### AIM OF THE EXERCISE
Only an exact, line-for-line copy of the data will serve as the answer.

(DATASET RECORDS)

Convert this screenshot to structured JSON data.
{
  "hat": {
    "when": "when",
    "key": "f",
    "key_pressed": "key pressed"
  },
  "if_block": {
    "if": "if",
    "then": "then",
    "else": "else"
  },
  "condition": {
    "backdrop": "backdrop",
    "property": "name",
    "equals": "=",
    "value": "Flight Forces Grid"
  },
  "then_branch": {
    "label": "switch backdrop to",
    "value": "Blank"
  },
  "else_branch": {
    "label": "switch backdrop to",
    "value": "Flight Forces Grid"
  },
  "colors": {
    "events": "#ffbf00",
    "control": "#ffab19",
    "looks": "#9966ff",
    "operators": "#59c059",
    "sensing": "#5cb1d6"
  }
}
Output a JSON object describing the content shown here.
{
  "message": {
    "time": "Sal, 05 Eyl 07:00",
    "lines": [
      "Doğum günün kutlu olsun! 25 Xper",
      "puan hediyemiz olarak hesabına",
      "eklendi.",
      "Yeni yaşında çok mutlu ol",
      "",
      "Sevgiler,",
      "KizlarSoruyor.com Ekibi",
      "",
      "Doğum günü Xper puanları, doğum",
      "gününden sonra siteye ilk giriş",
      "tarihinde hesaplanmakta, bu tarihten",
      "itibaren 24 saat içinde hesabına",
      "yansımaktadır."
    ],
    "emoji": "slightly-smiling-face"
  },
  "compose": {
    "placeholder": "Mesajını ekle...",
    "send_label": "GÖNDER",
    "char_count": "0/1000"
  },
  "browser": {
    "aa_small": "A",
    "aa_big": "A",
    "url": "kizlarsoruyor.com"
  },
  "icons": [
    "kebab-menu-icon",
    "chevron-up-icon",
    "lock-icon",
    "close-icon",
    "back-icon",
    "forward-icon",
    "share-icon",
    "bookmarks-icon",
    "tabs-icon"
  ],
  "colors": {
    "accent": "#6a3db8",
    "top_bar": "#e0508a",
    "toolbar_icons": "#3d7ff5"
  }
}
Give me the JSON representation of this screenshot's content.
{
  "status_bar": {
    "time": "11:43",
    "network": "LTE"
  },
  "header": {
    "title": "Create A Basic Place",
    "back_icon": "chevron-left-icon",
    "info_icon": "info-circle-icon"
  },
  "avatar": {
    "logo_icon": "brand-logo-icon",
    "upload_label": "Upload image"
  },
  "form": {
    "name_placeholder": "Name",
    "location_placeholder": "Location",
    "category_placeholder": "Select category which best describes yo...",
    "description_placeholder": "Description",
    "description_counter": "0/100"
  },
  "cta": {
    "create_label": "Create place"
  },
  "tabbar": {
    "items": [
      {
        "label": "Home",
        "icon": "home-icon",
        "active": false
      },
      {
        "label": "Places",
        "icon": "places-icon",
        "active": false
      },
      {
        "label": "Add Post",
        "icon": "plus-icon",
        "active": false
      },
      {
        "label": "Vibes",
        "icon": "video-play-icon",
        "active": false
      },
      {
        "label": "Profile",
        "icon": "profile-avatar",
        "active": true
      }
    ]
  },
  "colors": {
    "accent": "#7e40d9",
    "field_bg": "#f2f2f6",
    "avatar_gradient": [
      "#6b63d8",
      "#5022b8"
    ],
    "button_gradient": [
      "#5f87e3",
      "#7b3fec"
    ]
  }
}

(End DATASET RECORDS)

### SOLUTION
Convert this screenshot to structured JSON data.
{
  "hat": {
    "when": "when",
    "key": "f",
    "key_pressed": "key pressed"
  },
  "if_block": {
    "if": "if",
    "then": "then",
    "else": "else"
  },
  "condition": {
    "backdrop": "backdrop",
    "property": "name",
    "equals": "=",
    "value": "Flight Forces Grid"
  },
  "then_branch": {
    "label": "switch backdrop to",
    "value": "Blank"
  },
  "else_branch": {
    "label": "switch backdrop to",
    "value": "Flight Forces Grid"
  },
  "colors": {
    "events": "#ffbf00",
    "control": "#ffab19",
    "looks": "#9966ff",
    "operators": "#59c059",
    "sensing": "#5cb1d6"
  }
}
Output a JSON object describing the content shown here.
{
  "message": {
    "time": "Sal, 05 Eyl 07:00",
    "lines": [
      "Doğum günün kutlu olsun! 25 Xper",
      "puan hediyemiz olarak hesabına",
      "eklendi.",
      "Yeni yaşında çok mutlu ol",
      "",
      "Sevgiler,",
      "KizlarSoruyor.com Ekibi",
      "",
      "Doğum günü Xper puanları, doğum",
      "gününden sonra siteye ilk giriş",
      "tarihinde hesaplanmakta, bu tarihten",
      "itibaren 24 saat içinde hesabına",
      "yansımaktadır."
    ],
    "emoji": "slightly-smiling-face"
  },
  "compose": {
    "placeholder": "Mesajını ekle...",
    "send_label": "GÖNDER",
    "char_count": "0/1000"
  },
  "browser": {
    "aa_small": "A",
    "aa_big": "A",
    "url": "kizlarsoruyor.com"
  },
  "icons": [
    "kebab-menu-icon",
    "chevron-up-icon",
    "lock-icon",
    "close-icon",
    "back-icon",
    "forward-icon",
    "share-icon",
    "bookmarks-icon",
    "tabs-icon"
  ],
  "colors": {
    "accent": "#6a3db8",
    "top_bar": "#e0508a",
    "toolbar_icons": "#3d7ff5"
  }
}
Give me the JSON representation of this screenshot's content.
{
  "status_bar": {
    "time": "11:43",
    "network": "LTE"
  },
  "header": {
    "title": "Create A Basic Place",
    "back_icon": "chevron-left-icon",
    "info_icon": "info-circle-icon"
  },
  "avatar": {
    "logo_icon": "brand-logo-icon",
    "upload_label": "Upload image"
  },
  "form": {
    "name_placeholder": "Name",
    "location_placeholder": "Location",
    "category_placeholder": "Select category which best describes yo...",
    "description_placeholder": "Description",
    "description_counter": "0/100"
  },
  "cta": {
    "create_label": "Create place"
  },
  "tabbar": {
    "items": [
      {
        "label": "Home",
        "icon": "home-icon",
        "active": false
      },
      {
        "label": "Places",
        "icon": "places-icon",
        "active": false
      },
      {
        "label": "Add Post",
        "icon": "plus-icon",
        "active": false
      },
      {
        "label": "Vibes",
        "icon": "video-play-icon",
        "active": false
      },
      {
        "label": "Profile",
        "icon": "profile-avatar",
        "active": true
      }
    ]
  },
  "colors": {
    "accent": "#7e40d9",
    "field_bg": "#f2f2f6",
    "avatar_gradient": [
      "#6b63d8",
      "#5022b8"
    ],
    "button_gradient": [
      "#5f87e3",
      "#7b3fec"
    ]
  }
}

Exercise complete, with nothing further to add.